Ving Tsun Drills

As well as learning forms, students will also train two-person exercises that develop specific concepts of the Ving Tsun system. These drills allow students to put the Ving Tsun principles learned through the forms into practice with a partner. As the students progress, they will begin working on the Chi Sau exercise, where students exchange techniques in a free flowing dynamic environment. Chi Sau develops good fighting habits ideal for self defense.


Pak Sau

Pak Sau is the first drill taught to students during their Introductory Class. Pak Sau (slap hand) allows one student to train a basic block while the other student trains to throw chain punches.


Pak Dar

Pak Dar (slap hit) builds off of Pak Sau and allows the student who is blocking to train simultaneous defense and offense, a hallmark of Ving Tsun. 


Lap Sau

Lap Sau (pulling hand) allows students to further develop their reflexes and sensitivity while introducing the Bong Sau (wing arm) technique.


Don Chi Sau

Don Chi Sau (single hand Chi Sau) is a precursor to Chi Sau and emphasizes correct positioning, relaxation, and sensitivity.


Luk Sau

Luk Sau (rolling hands) builds off of Don Chi Sau and allows students to further develop their positioning, relaxation and sensitivity.

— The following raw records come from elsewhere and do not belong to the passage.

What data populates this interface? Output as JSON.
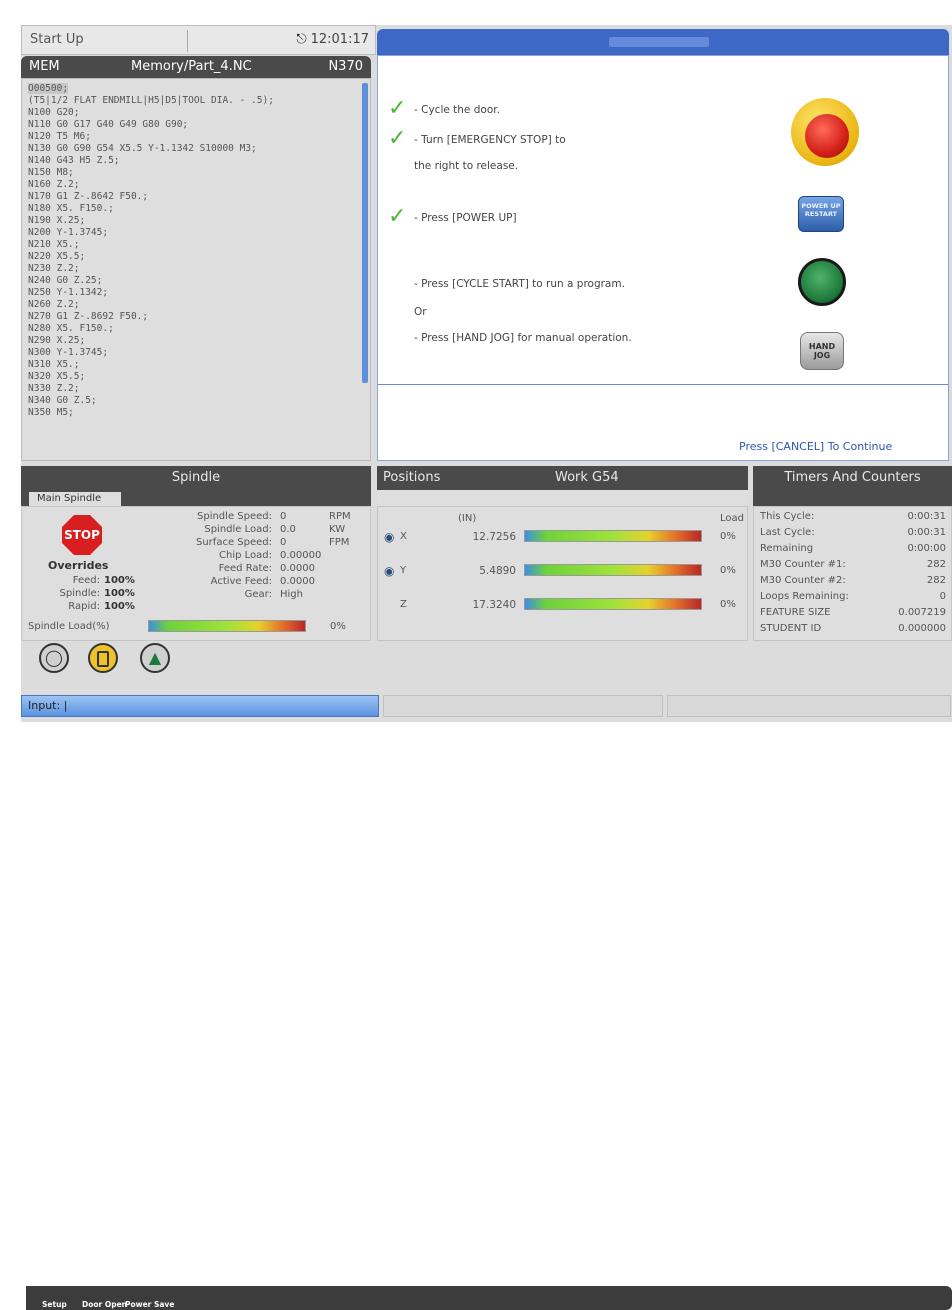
{
  "top_bar": {
    "mode": "Start Up",
    "clock": "12:01:17",
    "clock_icon": "camera-icon"
  },
  "program": {
    "mode": "MEM",
    "path": "Memory/Part_4.NC",
    "line": "N370",
    "code_lines": [
      "O00500;",
      "(T5|1/2 FLAT ENDMILL|H5|D5|TOOL DIA. - .5);",
      "N100 G20;",
      "N110 G0 G17 G40 G49 G80 G90;",
      "N120 T5 M6;",
      "N130 G0 G90 G54 X5.5 Y-1.1342 S10000 M3;",
      "N140 G43 H5 Z.5;",
      "N150 M8;",
      "N160 Z.2;",
      "N170 G1 Z-.8642 F50.;",
      "N180 X5. F150.;",
      "N190 X.25;",
      "N200 Y-1.3745;",
      "N210 X5.;",
      "N220 X5.5;",
      "N230 Z.2;",
      "N240 G0 Z.25;",
      "N250 Y-1.1342;",
      "N260 Z.2;",
      "N270 G1 Z-.8692 F50.;",
      "N280 X5. F150.;",
      "N290 X.25;",
      "N300 Y-1.3745;",
      "N310 X5.;",
      "N320 X5.5;",
      "N330 Z.2;",
      "N340 G0 Z.5;",
      "N350 M5;"
    ]
  },
  "instructions": {
    "step1": "- Cycle the door.",
    "step2a": "- Turn [EMERGENCY STOP] to",
    "step2b": "the right to release.",
    "step3": "- Press [POWER UP]",
    "step4": "- Press [CYCLE START] to run a program.",
    "or": "Or",
    "step5": "- Press [HAND JOG] for manual operation.",
    "cancel": "Press [CANCEL] To Continue",
    "power_button_text": "POWER UP RESTART",
    "jog_button_text": "HAND JOG",
    "check_color": "#4db33a"
  },
  "spindle": {
    "title": "Spindle",
    "tab": "Main Spindle",
    "stop_label": "STOP",
    "overrides_label": "Overrides",
    "overrides": [
      {
        "label": "Feed:",
        "value": "100%"
      },
      {
        "label": "Spindle:",
        "value": "100%"
      },
      {
        "label": "Rapid:",
        "value": "100%"
      }
    ],
    "stats": [
      {
        "label": "Spindle Speed:",
        "value": "0",
        "unit": "RPM"
      },
      {
        "label": "Spindle Load:",
        "value": "0.0",
        "unit": "KW"
      },
      {
        "label": "Surface Speed:",
        "value": "0",
        "unit": "FPM"
      },
      {
        "label": "Chip Load:",
        "value": "0.00000",
        "unit": ""
      },
      {
        "label": "Feed Rate:",
        "value": "0.0000",
        "unit": ""
      },
      {
        "label": "Active Feed:",
        "value": "0.0000",
        "unit": ""
      },
      {
        "label": "Gear:",
        "value": "High",
        "unit": ""
      }
    ],
    "load_label": "Spindle Load(%)",
    "load_value": "0%"
  },
  "positions": {
    "title": "Positions",
    "work": "Work G54",
    "unit": "(IN)",
    "load_header": "Load",
    "axes": [
      {
        "axis": "X",
        "value": "12.7256",
        "load": "0%",
        "icon": "home-icon"
      },
      {
        "axis": "Y",
        "value": "5.4890",
        "load": "0%",
        "icon": "home-icon"
      },
      {
        "axis": "Z",
        "value": "17.3240",
        "load": "0%",
        "icon": ""
      }
    ]
  },
  "timers": {
    "title": "Timers And Counters",
    "rows": [
      {
        "label": "This Cycle:",
        "value": "0:00:31"
      },
      {
        "label": "Last Cycle:",
        "value": "0:00:31"
      },
      {
        "label": "Remaining",
        "value": "0:00:00"
      },
      {
        "label": "M30 Counter #1:",
        "value": "282"
      },
      {
        "label": "M30 Counter #2:",
        "value": "282"
      },
      {
        "label": "Loops Remaining:",
        "value": "0"
      },
      {
        "label": "FEATURE SIZE",
        "value": "0.007219"
      },
      {
        "label": "STUDENT ID",
        "value": "0.000000"
      }
    ]
  },
  "icon_bar": {
    "setup": "Setup",
    "door": "Door Open",
    "power_save": "Power Save"
  },
  "input": {
    "label": "Input:",
    "cursor": "|"
  }
}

Tsui Ma

Tsui Ma (push horse) allows students to further develop their stance by being pushed and by moving others with their stance.


Chi Gerk

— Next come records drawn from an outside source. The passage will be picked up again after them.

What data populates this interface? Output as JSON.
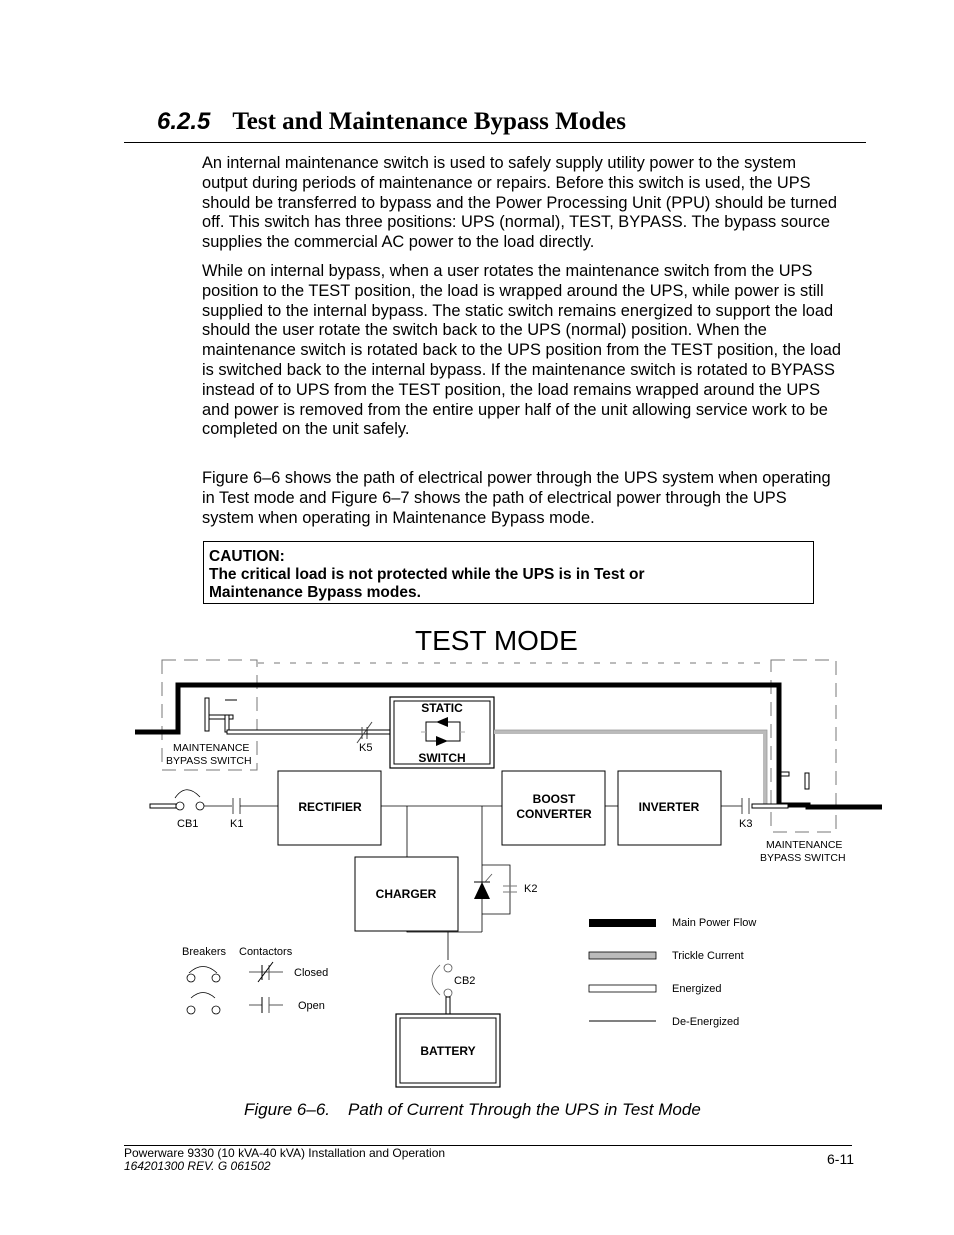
{
  "section": {
    "number": "6.2.5",
    "title": "Test and Maintenance Bypass Modes"
  },
  "paragraphs": [
    "An internal maintenance switch is used to safely supply utility power to the system output during periods of maintenance or repairs.  Before this switch is used, the UPS should be transferred to bypass and the Power Processing Unit (PPU) should be turned off.  This switch has three positions: UPS (normal), TEST, BYPASS.  The bypass source supplies the commercial AC power to the load directly.",
    "While on internal bypass, when a user rotates the maintenance switch from the UPS position to the TEST position, the load is wrapped around the UPS, while power is still supplied to the internal bypass.  The static switch remains energized to support the load should the user rotate the switch back to the UPS (normal) position.  When the maintenance switch is rotated back to the UPS position from the TEST position, the load is switched back to the internal bypass.  If the maintenance switch is rotated to BYPASS instead of to UPS from the TEST position, the load remains wrapped around the UPS and power is removed from the entire upper half of the unit allowing service work to be completed on the unit safely.",
    "Figure 6–6 shows the path of electrical power through the UPS system when operating in Test mode and Figure 6–7 shows the path of electrical power through the UPS system when operating in Maintenance Bypass mode."
  ],
  "caution": {
    "label": "CAUTION:",
    "line1": "The critical load is not protected while the UPS is in Test or",
    "line2": "Maintenance Bypass modes."
  },
  "diagram": {
    "title": "TEST MODE",
    "blocks": {
      "static_switch_top": "STATIC",
      "static_switch_bottom": "SWITCH",
      "rectifier": "RECTIFIER",
      "boost_top": "BOOST",
      "boost_bottom": "CONVERTER",
      "inverter": "INVERTER",
      "charger": "CHARGER",
      "battery": "BATTERY"
    },
    "labels": {
      "mbs_left_1": "MAINTENANCE",
      "mbs_left_2": "BYPASS SWITCH",
      "mbs_right_1": "MAINTENANCE",
      "mbs_right_2": "BYPASS SWITCH",
      "k5": "K5",
      "cb1": "CB1",
      "k1": "K1",
      "k3": "K3",
      "k2": "K2",
      "cb2": "CB2"
    },
    "symbol_key": {
      "breakers": "Breakers",
      "contactors": "Contactors",
      "closed": "Closed",
      "open": "Open"
    },
    "legend": [
      {
        "label": "Main Power Flow",
        "style": "main"
      },
      {
        "label": "Trickle Current",
        "style": "trickle"
      },
      {
        "label": "Energized",
        "style": "energized"
      },
      {
        "label": "De-Energized",
        "style": "deenergized"
      }
    ],
    "colors": {
      "main": "#000000",
      "trickle": "#bbbbbb",
      "dashed_enclosure": "#777777"
    }
  },
  "caption": {
    "figure": "Figure 6–6.",
    "text": "Path of Current Through the UPS in Test Mode"
  },
  "footer": {
    "line1": "Powerware 9330 (10 kVA-40 kVA) Installation and Operation",
    "line2": "164201300 REV. G  061502",
    "page": "6-11"
  }
}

Chi Gerk (sticky legs) is a drill that trains sensitivity for the legs as well as developing balance and positioning.


Chi Sau

Chi Sau (sticky hands) is arguably the most synonymous and popular drill when most people think about Ving Tsun. Chi Sau is a dynamic exercise that allows students to exchange techniques and promotes sensitivity, relaxation, and proper positioning.


There are not many sets of training exercises in Wing Chun. They are easy to learn but to master them requires determination.
— Kuen Kuit